# GOAL OF THE EXERCISE
Send back every line of the data exactly.

EXERCISE INPUTS section start

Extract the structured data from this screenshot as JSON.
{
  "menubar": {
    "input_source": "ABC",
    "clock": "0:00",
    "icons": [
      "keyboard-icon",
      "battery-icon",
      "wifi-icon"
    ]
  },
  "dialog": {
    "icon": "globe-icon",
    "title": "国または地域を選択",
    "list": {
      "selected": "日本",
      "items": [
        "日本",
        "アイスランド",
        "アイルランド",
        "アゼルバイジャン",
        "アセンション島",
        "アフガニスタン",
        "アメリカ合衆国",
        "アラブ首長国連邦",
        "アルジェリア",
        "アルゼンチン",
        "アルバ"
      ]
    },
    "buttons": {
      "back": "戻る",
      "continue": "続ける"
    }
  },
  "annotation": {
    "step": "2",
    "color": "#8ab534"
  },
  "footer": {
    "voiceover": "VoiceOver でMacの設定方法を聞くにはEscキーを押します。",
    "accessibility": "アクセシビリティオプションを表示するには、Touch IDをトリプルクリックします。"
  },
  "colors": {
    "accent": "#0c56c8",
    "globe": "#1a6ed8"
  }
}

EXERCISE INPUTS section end

# ANSWER TO THIS EXERCISE
Extract the structured data from this screenshot as JSON.
{
  "menubar": {
    "input_source": "ABC",
    "clock": "0:00",
    "icons": [
      "keyboard-icon",
      "battery-icon",
      "wifi-icon"
    ]
  },
  "dialog": {
    "icon": "globe-icon",
    "title": "国または地域を選択",
    "list": {
      "selected": "日本",
      "items": [
        "日本",
        "アイスランド",
        "アイルランド",
        "アゼルバイジャン",
        "アセンション島",
        "アフガニスタン",
        "アメリカ合衆国",
        "アラブ首長国連邦",
        "アルジェリア",
        "アルゼンチン",
        "アルバ"
      ]
    },
    "buttons": {
      "back": "戻る",
      "continue": "続ける"
    }
  },
  "annotation": {
    "step": "2",
    "color": "#8ab534"
  },
  "footer": {
    "voiceover": "VoiceOver でMacの設定方法を聞くにはEscキーを押します。",
    "accessibility": "アクセシビリティオプションを表示するには、Touch IDをトリプルクリックします。"
  },
  "colors": {
    "accent": "#0c56c8",
    "globe": "#1a6ed8"
  }
}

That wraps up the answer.